In 1991, rebels against Ethiopian ruler Mengistu Haile Mariam and his army mounted attacks, besieged and eventually took control of Addis Ababa. At that time, about 20,000 Ethiopian Jews crowded together in camps near the Israeli embassy, close to the airport. While tensions heightened, secret talks between Israeli and Ethiopian authorities took place. In addition, American Jewry and the US government were essential in reaching an agreement to undertake the operation.
Operation Solomon took place one weekend in May 1991, led by the Israeli Air Force over the course of 36 hours. In El Al jumbo jets and military C-130 Hercules aircrafts stripped of their seats in order to maximize the number of passengers, 14,325 Ethiopian Jews flew to Israel.(The operation set a world record for a single-flight passenger load, when an El Al 747 carried 1,122 passengers to Israel.) The entire operation was conducted under total military censorship, which was not lifted by the Israeli government until the operation was completed.
The massive airlift is considered one of the most spectacular events in the history of Israeli and the Jewish people.
Since Operation Solomon, Falashmura have been coming to Israel, small groups at a time.
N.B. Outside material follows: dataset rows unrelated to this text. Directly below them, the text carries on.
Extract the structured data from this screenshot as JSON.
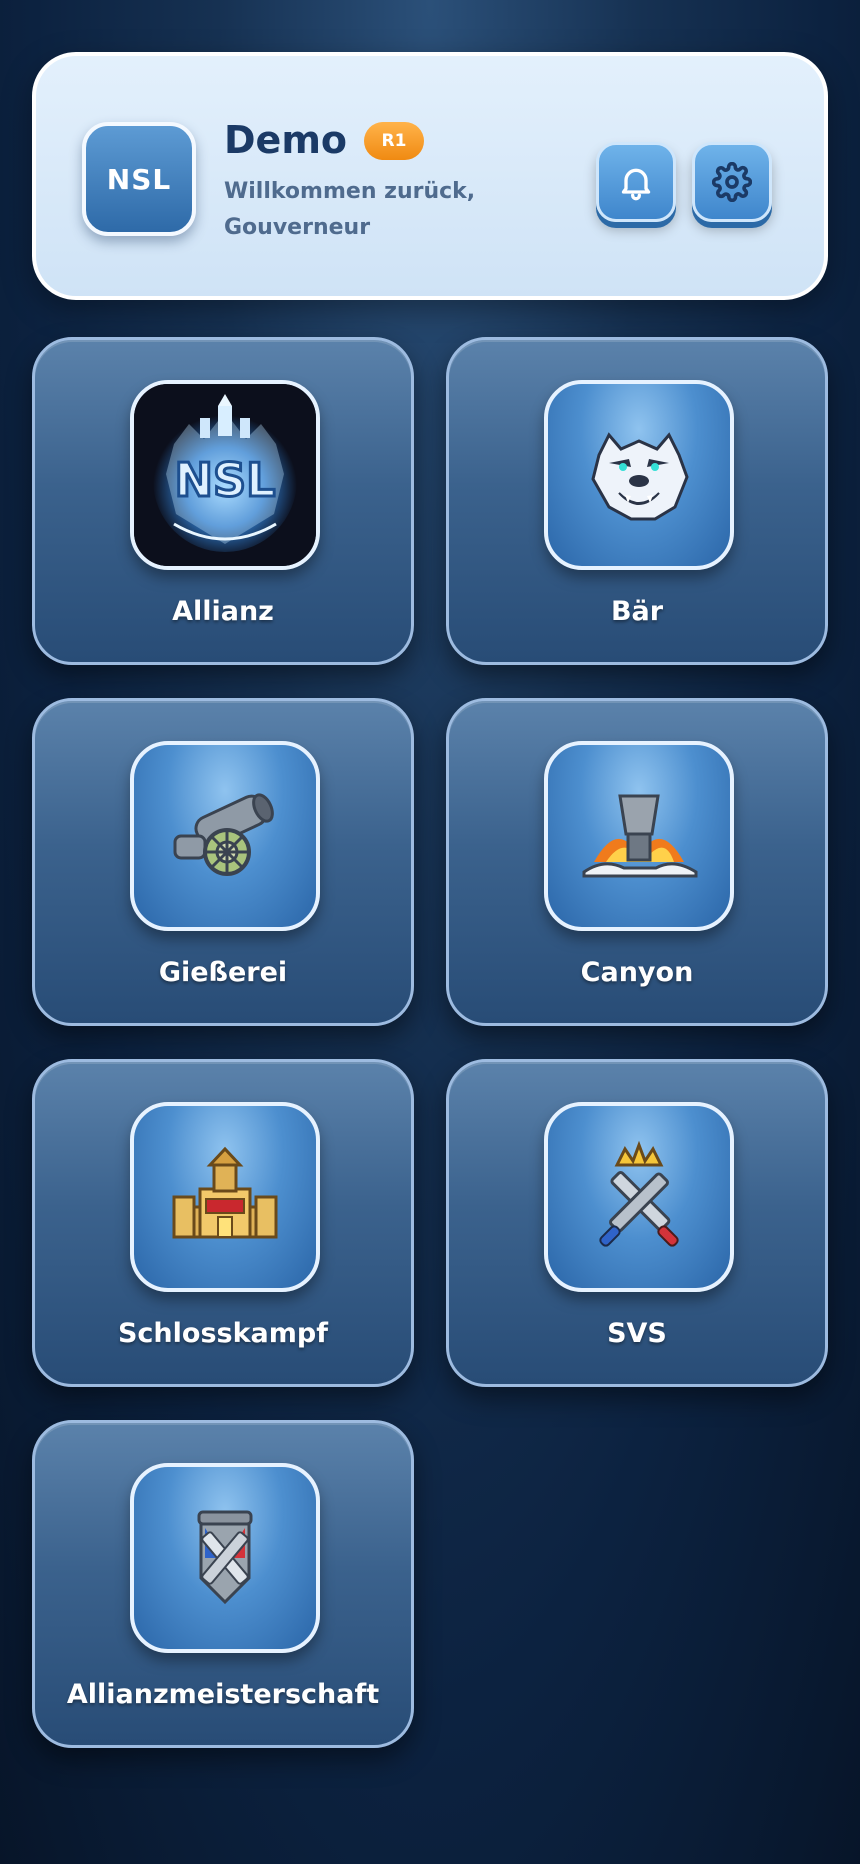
{
  "header": {
    "avatar_text": "NSL",
    "user_name": "Demo",
    "rank_badge": "R1",
    "welcome_text": "Willkommen zurück, Gouverneur"
  },
  "tiles": [
    {
      "label": "Allianz",
      "icon": "nsl-logo-icon"
    },
    {
      "label": "Bär",
      "icon": "polar-bear-icon"
    },
    {
      "label": "Gießerei",
      "icon": "cannon-icon"
    },
    {
      "label": "Canyon",
      "icon": "volcano-forge-icon"
    },
    {
      "label": "Schlosskampf",
      "icon": "castle-icon"
    },
    {
      "label": "SVS",
      "icon": "crossed-swords-crown-icon"
    },
    {
      "label": "Allianzmeisterschaft",
      "icon": "shield-banner-icon"
    }
  ],
  "colors": {
    "background": "#0c2240",
    "header_bg": "#d9eaf9",
    "accent_blue": "#3f86cc",
    "rank_orange": "#f59a1f",
    "title_text": "#1b3a66"
  }
}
About 100 years ago, Christian missionaries working in Ethiopia made great efforts to convert Beta Israel Ethiopian Jews to Christianity. While large numbers held fast to their religious beliefs, others converted as a result of economic pressures and the desire to integrate into Ethiopian society. Those who converted became known as “Falashmura”. At the time of Operation Solomon, hundreds of Falashmura also arrived at the gates of the Israeli Embassy in Addis Ababa, asking to immigrate to Israel. Prime Minster Shamir was quoted as saying, “First the Jews, and then we’ll see.” Thus, at that time, the Falashmura were not allowed to immigrate to Israel. As increasing numbers arrived at the site where the Beta Israel had camped near the embassy, the demand to allow them into Israel grew, since large numbers had relatives in the country. During the latter half of the 1990′s, the Ministry of Absorption decided to allow those with first degree relatives in Israel to immigrate. Thus began the aliya of the Falashmura, under the heading of family union. This aliya continued in slowly up until recently. In October 2012, the government announced that the Falashmura aliya would conclude in 2013. In October, 2013, 5000 Falashmura who had been waiting in a camp in Gondar, arrived in Israel on Operation Dove’s Wings. Yet, there are still those who remain in Ethiopia whose family members in Israel claim are Jewish. Today an effort to allow them to immigrate continues.